 “Of course, my muse. I’ll have to write about you again then.” his ears perked up. “A whole novel I think, it’ll be scandalous. I’ll release it under a a pseudonym, nobody would know.” he giggled at the thought, “You wouldn’t.”

 “Oh, I would. I would write you down so you could live forever, I would feel your pulse in the pages, and I’d be buried with a copy of it, so you’d be there with me.” I went to kiss him again, and I swear I heard him purr.

 “I’d call myself Wagner.” I chuckled.

 “That’s terrible.”

 “Coming from a fish with a human name.” he batted at me slightly, still laughing. I trailed my kisses down farther, leaving a smattering of them on his gills and feeling him shiver and writhe and hearing him whimper.

 “Kurt?” I pulled off quickly. His face was flushed purple,e his hears pressed backwards. “Are you alright, treasure?”

 “Keep doing that, feels nice.” his voice was breathless. “I thought it hurt.” I said back.

 He smiled at me, “Not when you do it.”

 So I did, trailing kisses on his gills, he held me closer, forcing my head into the crook of his neck, and my fingers worked on the ones at his sides. There was little broken moans of my name and scattered German. 

 His hands go to trail so lightly down my back, the claw not even breaking the skin that its touching, just touching and making me arch into it.

 “I’ll bloody marry you, if you want me to, I wouldn’t hesitate.” I snickered against his neck.

 “The ceremony would be awful. Water everywhere, Betsy would arrange the entire thing, I’m sure.”

 “Who else?” I laugh back

 “So I’d be Worthington, then?”

 “Kurt Wagner.” I corrected him, he collapsed into giggles until I went back to teasing at his gills. He’s beautiful, I let my fingers trace along the grooves of his markings, feel his laughs and his whispers and moans, 

 “I like it.” he says breathlessly.

 I look up again, his eyes - golden and shimmering and about a week away from pulling me into my grave with their wonder.

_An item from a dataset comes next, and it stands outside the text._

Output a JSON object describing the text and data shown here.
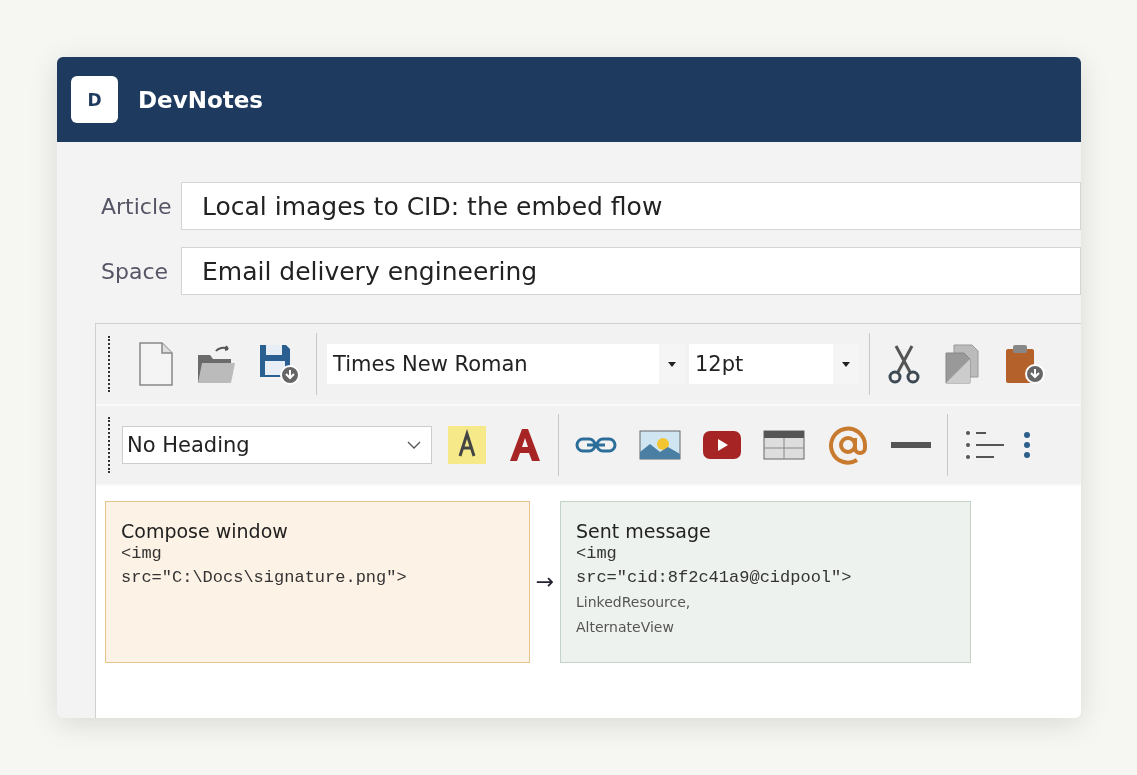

All the love I can give to him, I will. All the kisses I can give to him, I won’t hesitate to give and all the poetry I can write about him, my wrists will surely be broken by next week.

 “I like it too.” I smile.

 I kiss him again and by god, I am a fool.